Task to carry out
When you output the records, match them exactly and omit any picture they include.

= = = = = = =

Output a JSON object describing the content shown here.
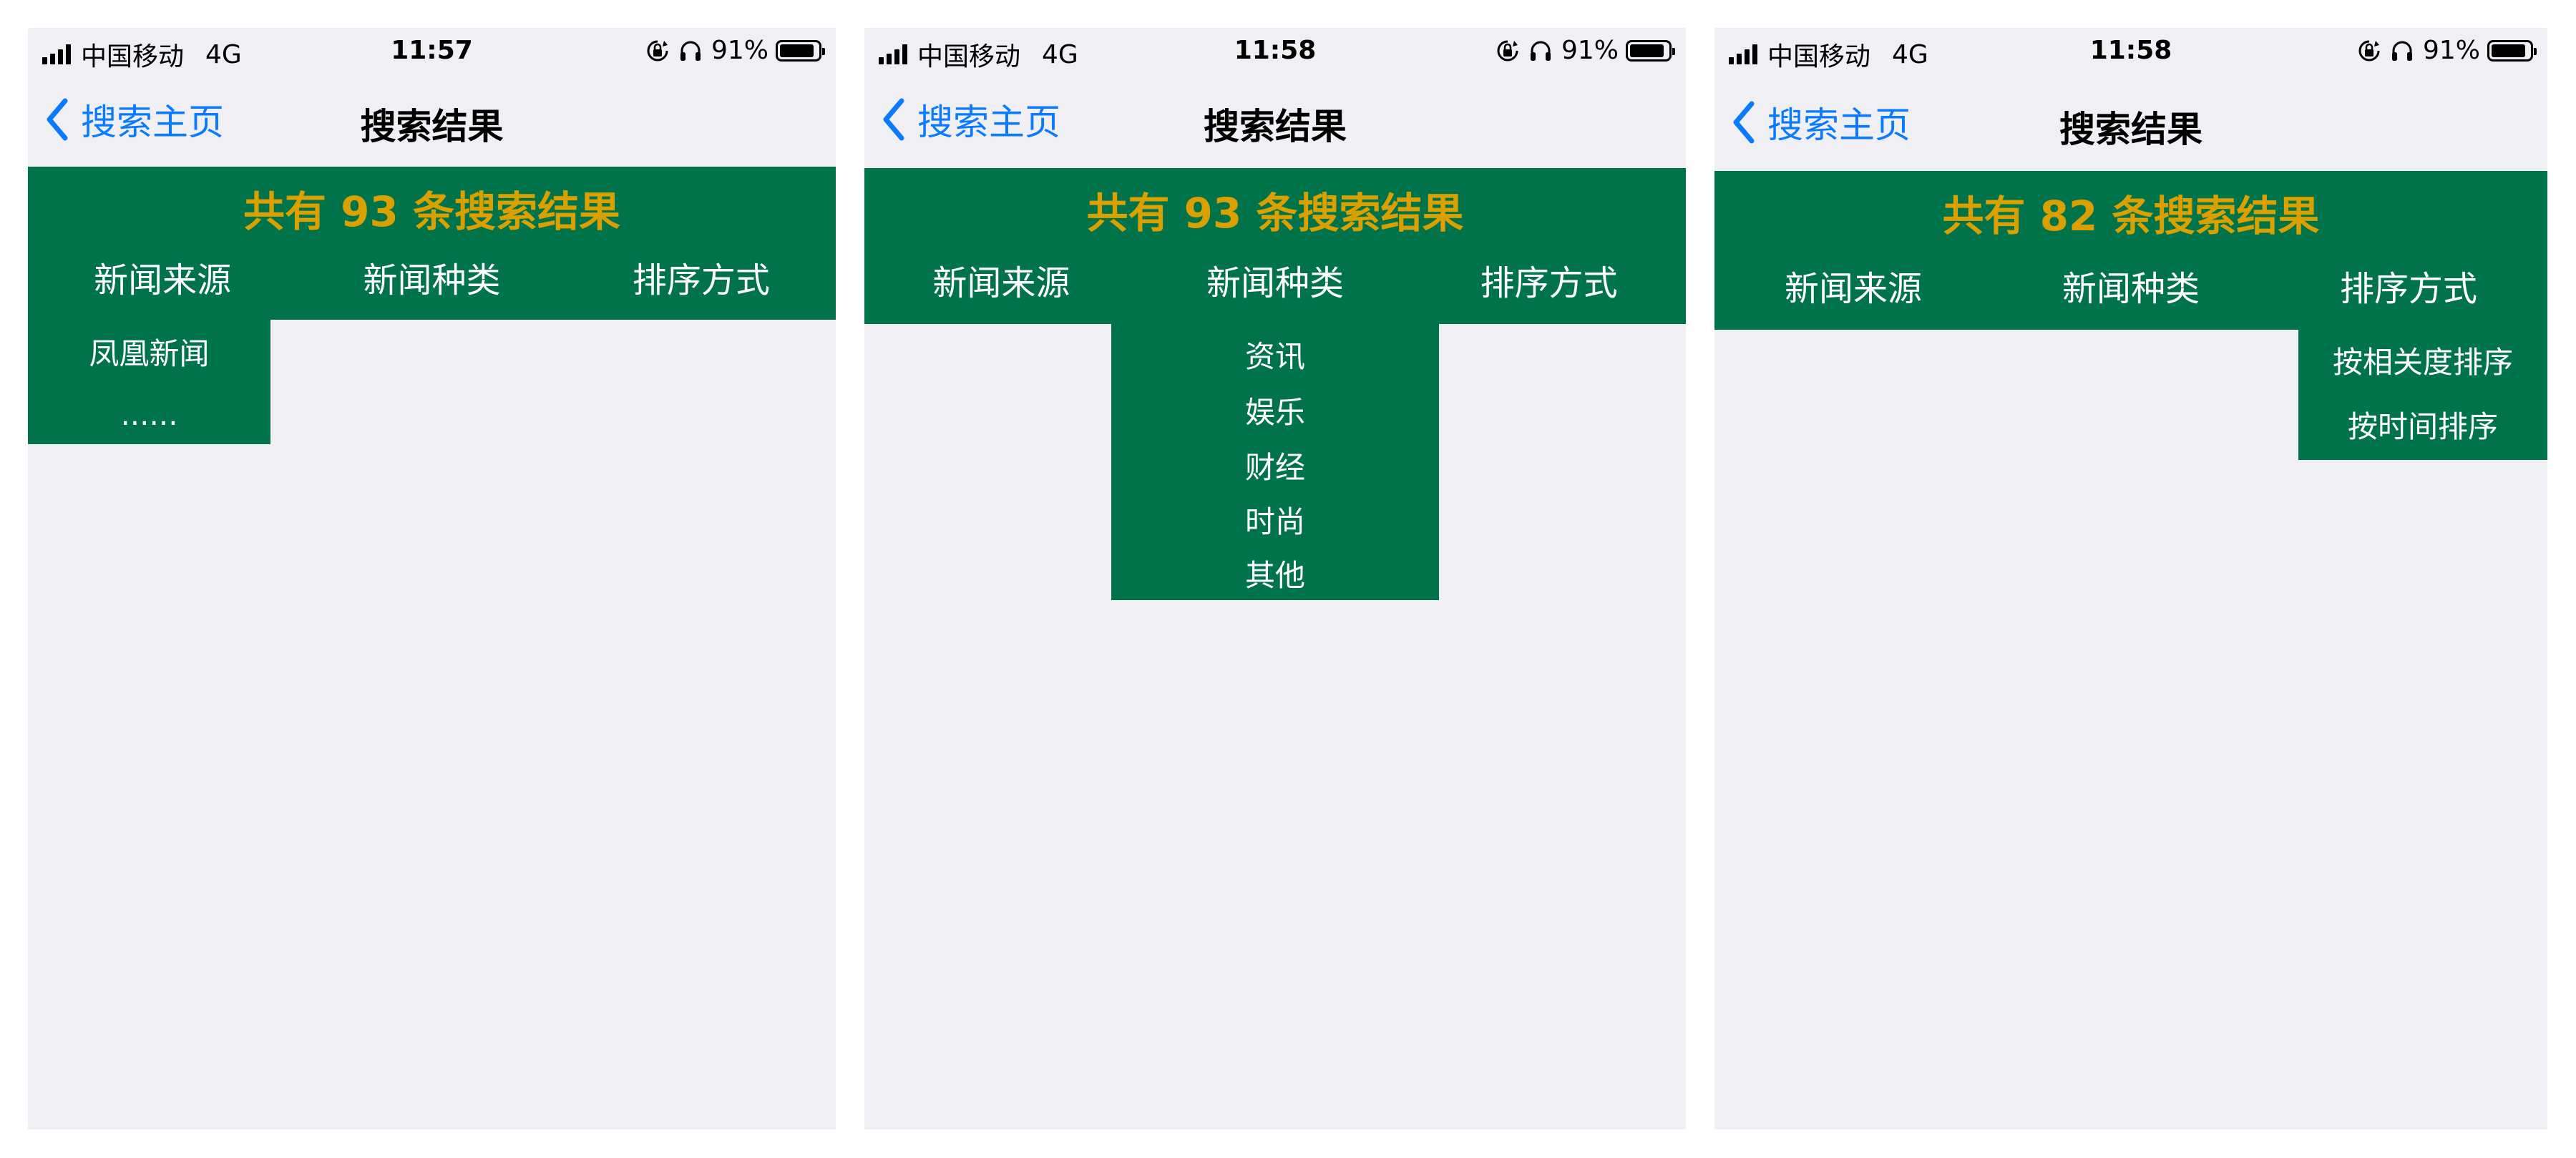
{
  "colors": {
    "accent_green": "#00734b",
    "count_gold": "#d9a000",
    "link_blue": "#0a7aff",
    "background": "#efeff4"
  },
  "screens": [
    {
      "status": {
        "carrier": "中国移动",
        "network": "4G",
        "time": "11:57",
        "battery": "91%",
        "icons": [
          "rotation-lock-icon",
          "headphones-icon",
          "battery-icon"
        ]
      },
      "nav": {
        "back_label": "搜索主页",
        "title": "搜索结果"
      },
      "result_count": "共有 93 条搜索结果",
      "tabs": [
        "新闻来源",
        "新闻种类",
        "排序方式"
      ],
      "dropdown": {
        "open_tab": "新闻来源",
        "items": [
          "凤凰新闻",
          "......"
        ]
      }
    },
    {
      "status": {
        "carrier": "中国移动",
        "network": "4G",
        "time": "11:58",
        "battery": "91%",
        "icons": [
          "rotation-lock-icon",
          "headphones-icon",
          "battery-icon"
        ]
      },
      "nav": {
        "back_label": "搜索主页",
        "title": "搜索结果"
      },
      "result_count": "共有 93 条搜索结果",
      "tabs": [
        "新闻来源",
        "新闻种类",
        "排序方式"
      ],
      "dropdown": {
        "open_tab": "新闻种类",
        "items": [
          "资讯",
          "娱乐",
          "财经",
          "时尚",
          "其他"
        ]
      }
    },
    {
      "status": {
        "carrier": "中国移动",
        "network": "4G",
        "time": "11:58",
        "battery": "91%",
        "icons": [
          "rotation-lock-icon",
          "headphones-icon",
          "battery-icon"
        ]
      },
      "nav": {
        "back_label": "搜索主页",
        "title": "搜索结果"
      },
      "result_count": "共有 82 条搜索结果",
      "tabs": [
        "新闻来源",
        "新闻种类",
        "排序方式"
      ],
      "dropdown": {
        "open_tab": "排序方式",
        "items": [
          "按相关度排序",
          "按时间排序"
        ]
      }
    }
  ]
}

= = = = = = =

Problem solution
Output a JSON object describing the content shown here.
{
  "colors": {
    "accent_green": "#00734b",
    "count_gold": "#d9a000",
    "link_blue": "#0a7aff",
    "background": "#efeff4"
  },
  "screens": [
    {
      "status": {
        "carrier": "中国移动",
        "network": "4G",
        "time": "11:57",
        "battery": "91%",
        "icons": [
          "rotation-lock-icon",
          "headphones-icon",
          "battery-icon"
        ]
      },
      "nav": {
        "back_label": "搜索主页",
        "title": "搜索结果"
      },
      "result_count": "共有 93 条搜索结果",
      "tabs": [
        "新闻来源",
        "新闻种类",
        "排序方式"
      ],
      "dropdown": {
        "open_tab": "新闻来源",
        "items": [
          "凤凰新闻",
          "......"
        ]
      }
    },
    {
      "status": {
        "carrier": "中国移动",
        "network": "4G",
        "time": "11:58",
        "battery": "91%",
        "icons": [
          "rotation-lock-icon",
          "headphones-icon",
          "battery-icon"
        ]
      },
      "nav": {
        "back_label": "搜索主页",
        "title": "搜索结果"
      },
      "result_count": "共有 93 条搜索结果",
      "tabs": [
        "新闻来源",
        "新闻种类",
        "排序方式"
      ],
      "dropdown": {
        "open_tab": "新闻种类",
        "items": [
          "资讯",
          "娱乐",
          "财经",
          "时尚",
          "其他"
        ]
      }
    },
    {
      "status": {
        "carrier": "中国移动",
        "network": "4G",
        "time": "11:58",
        "battery": "91%",
        "icons": [
          "rotation-lock-icon",
          "headphones-icon",
          "battery-icon"
        ]
      },
      "nav": {
        "back_label": "搜索主页",
        "title": "搜索结果"
      },
      "result_count": "共有 82 条搜索结果",
      "tabs": [
        "新闻来源",
        "新闻种类",
        "排序方式"
      ],
      "dropdown": {
        "open_tab": "排序方式",
        "items": [
          "按相关度排序",
          "按时间排序"
        ]
      }
    }
  ]
}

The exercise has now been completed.